Kentucky Center for the Arts Endowment Fund, Inc. — $15,000 reduced to $7,500
Kentucky Dance Council, Inc. — $48,750 reduced to $24,375
Kentucky Opera Association, Inc. — $55,000 reduced to $27,500
Kentucky Public Radio, Inc. — $37,500 reduced to $18,750
Kentucky Shakespears Festival, Inc. — $40,000 reduced to $20,000
Kentucky Theater Project, Inc. — $13,000 reduced to $6,500
The Louisville Orchestra, Inc., — $220,000 reduced to $110,000
Louisville Youth Choir, Inc. — $5,000 reduced to $2,500
Louisville Youth Orchestra — $2,000 reduced to $1,000
Music Theatre of Louisville, Inc. — $10,000 reduced to $5,000
Owsley Brown Frazier Historical Arms Museum Foundation, Inc. — $25,000 reduced to $12,500
Partnership for Creative Economies, Inc. — $120,000 reduced to $60,000
Portland Museum, Inc. — $20,000 reduced to $10,000
Stage One: The Louisville Children’s Theatre, Inc. — $15,000 reduced to $7,500
Walden Theatre Corporation — $10,000 reduced to $5,000
West Louisville Talent Education Center, Inc. — $6,000 reduced to $3,000
Neighborhood House — $10,000 reduced to $5,000
International Order of E.A.R.S — $3,000 reduced to $1,500
River City Drum Corps. — $15,000 reduced to $7,500

Total: $1,023,750 was originally pledged. It has been reduced to $511,875.

Local News

Louisville FOP Considers Cost-Cutting Options

Louisville’s police union is mulling over some concessions proposed by Metro Government to help close a $20 million city budget shortfall.

The city is offering the Fraternal Order of Police several options aimed at cutting about $1 million from the budget.

They include charging officers more for the use of their take-home cruisers, foregoing pay raises or cutting vacation time.

Mayor Jerry Abramson says all city workers are being asked to tighten their belts.

“When you’re talking about 60 percent of your budget coming from police, fire, EMS and corrections, they’ve got to be a significant participant to balance the budget,”  Abramson said.

Louisville FOP President John McGuire says he’s worried that a change in the vehicle policy will reduce police presence and compromise safety.

“That will lead to fewer officers being on the street in an off-duty capacity, and that’s major,”  McGuire said.

An emergency FOP meeting was scheduled for Monday afternoon to discuss the options.

The mayor recently announced several budget cutting measures, including three furlough days, and says more actions will be announced after Thanksgiving.

Local News

Kentucky Schools Cut 975 Positions

State budget cuts have forced Kentucky public schools to eliminate nearly 1,000 positions.

Eighty-nine of the state’s 174 districts have cut a total of 975 jobs, 455 of which are classified positions, which is the status given to teachers.

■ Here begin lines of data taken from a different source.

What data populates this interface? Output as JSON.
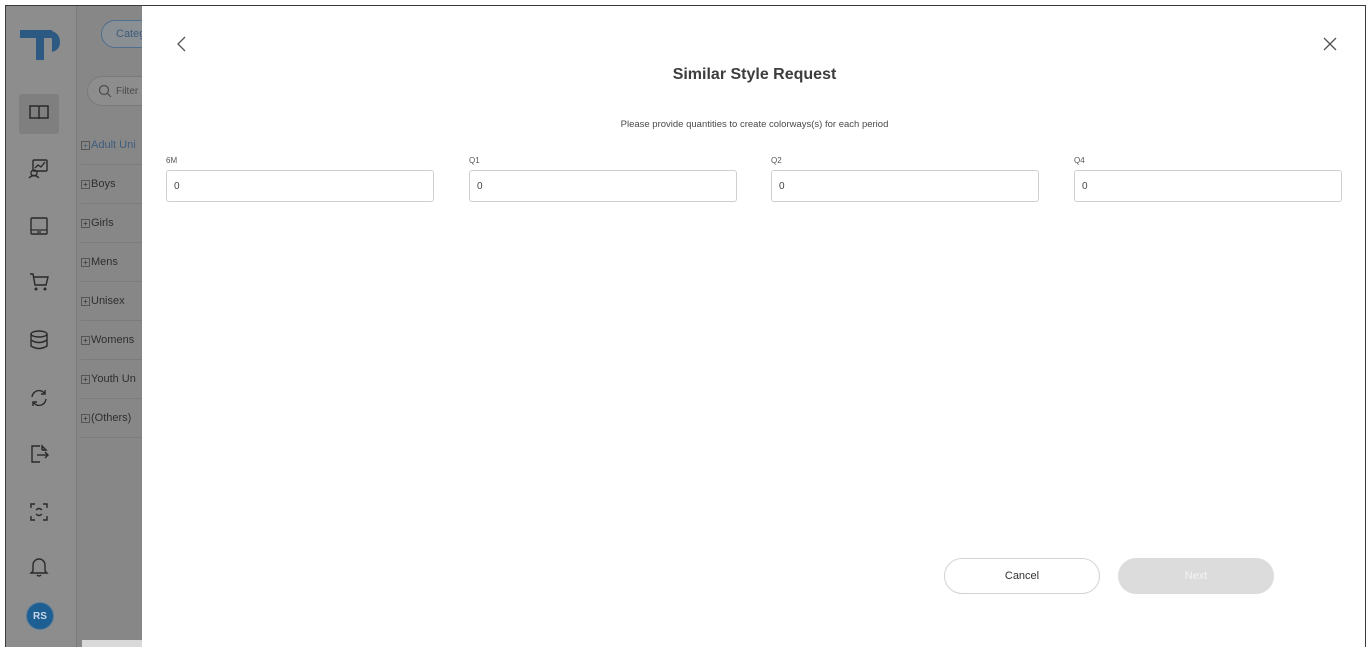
{
  "rail": {
    "items": [
      {
        "icon": "catalog-book-icon"
      },
      {
        "icon": "analytics-chart-icon"
      },
      {
        "icon": "monitor-icon"
      },
      {
        "icon": "cart-icon"
      },
      {
        "icon": "database-icon"
      },
      {
        "icon": "sync-icon"
      },
      {
        "icon": "export-icon"
      },
      {
        "icon": "scan-icon"
      },
      {
        "icon": "bell-icon"
      }
    ],
    "avatar_initials": "RS"
  },
  "category_panel": {
    "category_button_label": "Categ",
    "filter_placeholder": "Filter",
    "tree_items": [
      "Adult Uni",
      "Boys",
      "Girls",
      "Mens",
      "Unisex",
      "Womens",
      "Youth Un",
      "(Others)"
    ]
  },
  "modal": {
    "title": "Similar Style Request",
    "subtitle": "Please provide quantities to create colorways(s) for each period",
    "fields": [
      {
        "label": "6M",
        "value": "0"
      },
      {
        "label": "Q1",
        "value": "0"
      },
      {
        "label": "Q2",
        "value": "0"
      },
      {
        "label": "Q4",
        "value": "0"
      }
    ],
    "cancel_label": "Cancel",
    "next_label": "Next"
  },
  "colors": {
    "overlay_gray": "#8a8a8a",
    "accent_blue": "#1d5e93",
    "next_disabled": "#dcdcdc"
  }
}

Not all of the eliminated jobs were filled at the time of the cuts, but Kentucky School Boards Association spokesperson Brad Hughes says any reductions in staff will ultimately hinder educational progress.

“If you’re reducing the number of opportunities that children have for say a calculus class, or tougher classes out there, if you’re reducing the amount of one on one time between students and teachers or if you’re eliminating positions like teachers’ aides to work with students you’re going to have an impact on learning,” says Hughes.

Parts of Kentucky’s education budget remained flat this year while other line items were slashed.